The Dorset constabulary, with thousands of unsolved cases, and perpetrators of real serious crimes yet to face charge, found time to knock on the door of said village idiot in order to enforce The Malicious Communications Act 1988. Who knew such an Act existed, or its enforcement so inconsistent – in this case a sledgehammer against a very small nut.
The Malicious Communications Act 1988 makes it illegal to send an electronic communication that conveys a grossly offensive message designed to hurt or induce anxiety. Since this particular tweet thousands of far more vicious tweets have been directed against the immature youth from Dorset. Should police forces be knocking on doors up and down the country in the name of consistency and justice?
They won’t, but it does highlight the stupidity of the state trying to enforce ‘acceptable’ behaviour through legislation. It also highlights also a new and sinister force in the land - the techno-enhanced herd encouraged by media and state to enforce a collective outlook.
I didn’t enjoy every aspect of the Opening Ceremony, but I thought it a brilliant piece of theatre, and I was cheered that Danny Boyle stayed true to his vision. Well, one hapless Tory MP put his head over the parapet and said something different. He called it left-wing crap. You’d have thought he’d pissed on the Vatican altar, judging by the collective outrage this contrarian view aroused. Well why shouldn’t he say it? Is one man’s vision automatically right and another’s automatically wrong? Yes - but only in totalitarian states, theocracies or those cocooned in a ‘liberal consensus’.

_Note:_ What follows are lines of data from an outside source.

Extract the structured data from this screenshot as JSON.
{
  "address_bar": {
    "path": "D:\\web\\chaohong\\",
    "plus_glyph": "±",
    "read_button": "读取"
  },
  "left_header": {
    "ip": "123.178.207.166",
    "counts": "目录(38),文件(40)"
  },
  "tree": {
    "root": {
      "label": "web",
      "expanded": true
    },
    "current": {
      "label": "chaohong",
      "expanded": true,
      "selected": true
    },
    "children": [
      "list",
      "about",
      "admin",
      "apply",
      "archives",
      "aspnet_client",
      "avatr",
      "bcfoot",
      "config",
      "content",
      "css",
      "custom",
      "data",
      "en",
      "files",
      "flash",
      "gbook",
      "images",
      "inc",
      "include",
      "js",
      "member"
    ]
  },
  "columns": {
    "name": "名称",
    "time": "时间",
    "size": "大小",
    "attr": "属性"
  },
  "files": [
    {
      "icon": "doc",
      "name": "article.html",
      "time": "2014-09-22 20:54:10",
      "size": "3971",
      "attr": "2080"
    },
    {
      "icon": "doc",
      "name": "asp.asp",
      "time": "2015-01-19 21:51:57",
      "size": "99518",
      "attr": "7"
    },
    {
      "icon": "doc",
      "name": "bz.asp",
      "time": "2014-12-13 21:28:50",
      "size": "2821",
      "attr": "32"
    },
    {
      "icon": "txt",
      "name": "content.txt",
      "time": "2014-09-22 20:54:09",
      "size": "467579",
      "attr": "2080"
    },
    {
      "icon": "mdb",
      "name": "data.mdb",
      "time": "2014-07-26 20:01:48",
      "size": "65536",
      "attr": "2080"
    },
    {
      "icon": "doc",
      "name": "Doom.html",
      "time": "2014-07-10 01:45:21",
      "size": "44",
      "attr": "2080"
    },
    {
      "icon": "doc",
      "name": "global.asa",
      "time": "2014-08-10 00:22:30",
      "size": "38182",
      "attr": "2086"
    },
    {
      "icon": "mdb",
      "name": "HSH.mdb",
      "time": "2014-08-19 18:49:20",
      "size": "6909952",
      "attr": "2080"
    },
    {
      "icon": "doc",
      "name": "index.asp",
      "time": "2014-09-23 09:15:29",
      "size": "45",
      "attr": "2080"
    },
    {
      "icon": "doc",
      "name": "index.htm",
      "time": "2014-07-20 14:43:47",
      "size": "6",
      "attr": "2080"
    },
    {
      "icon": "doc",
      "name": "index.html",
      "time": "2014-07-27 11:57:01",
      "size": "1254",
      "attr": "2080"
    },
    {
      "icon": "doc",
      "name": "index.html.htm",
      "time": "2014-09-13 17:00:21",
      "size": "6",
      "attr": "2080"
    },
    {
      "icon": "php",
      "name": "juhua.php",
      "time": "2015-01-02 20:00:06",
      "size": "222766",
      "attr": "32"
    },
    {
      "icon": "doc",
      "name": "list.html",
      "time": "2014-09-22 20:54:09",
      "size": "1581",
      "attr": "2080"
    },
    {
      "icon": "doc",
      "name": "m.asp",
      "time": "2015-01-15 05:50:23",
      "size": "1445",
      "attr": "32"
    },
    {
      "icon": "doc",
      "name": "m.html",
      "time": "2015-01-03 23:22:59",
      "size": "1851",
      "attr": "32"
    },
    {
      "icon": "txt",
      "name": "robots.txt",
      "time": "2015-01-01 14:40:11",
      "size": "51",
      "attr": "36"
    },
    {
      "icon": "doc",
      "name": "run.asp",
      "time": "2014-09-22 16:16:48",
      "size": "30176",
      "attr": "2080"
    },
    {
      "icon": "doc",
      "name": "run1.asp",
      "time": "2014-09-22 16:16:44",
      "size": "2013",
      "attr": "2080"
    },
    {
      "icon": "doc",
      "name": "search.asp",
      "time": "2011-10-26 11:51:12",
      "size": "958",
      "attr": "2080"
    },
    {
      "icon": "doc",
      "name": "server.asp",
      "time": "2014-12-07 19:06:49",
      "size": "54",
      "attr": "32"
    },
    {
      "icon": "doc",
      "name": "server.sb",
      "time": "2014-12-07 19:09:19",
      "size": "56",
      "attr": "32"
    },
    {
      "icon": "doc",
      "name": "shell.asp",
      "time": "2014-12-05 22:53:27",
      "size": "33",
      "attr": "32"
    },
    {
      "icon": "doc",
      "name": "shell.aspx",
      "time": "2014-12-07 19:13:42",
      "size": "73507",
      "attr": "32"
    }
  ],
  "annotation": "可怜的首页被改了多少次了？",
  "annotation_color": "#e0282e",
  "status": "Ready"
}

Gore Vidal experienced consensus condemnation in the late 1950’s when his book The City and the Pillar depicted homosexuality in a non-judgemental way. A conservative ‘consensus’ sat on him. Vidal's next seven novels were studiously ignored by Time magazine, Newsweek and the New York Times. In Vidal’s words:
“I was carefully erased from the glittering history of American Literature. . . . Twenty years ago, there was an academic study of the five hundred — or was it five thousand? — truly great American novelists since the Second War. I was not of their company. I had slid down the page to a footnote.”
In such a climate, people learn without thinking to keep quiet. It is is a benign intolerance compared to a gulag culture, but intolerance it is. Storm-troopers, Red guards, or mobs brandishing pitchforks and BlackBerries - all righteous in ‘group think’ – they have no place in a grown-up culture.
In Gore Vidal’s words:
The corporate grip on opinion in the United States is one of the wonders of the Western World. No First World country has ever managed to eliminate so entirely from its media all objectivity — much less dissent. It is no less true in Britain today.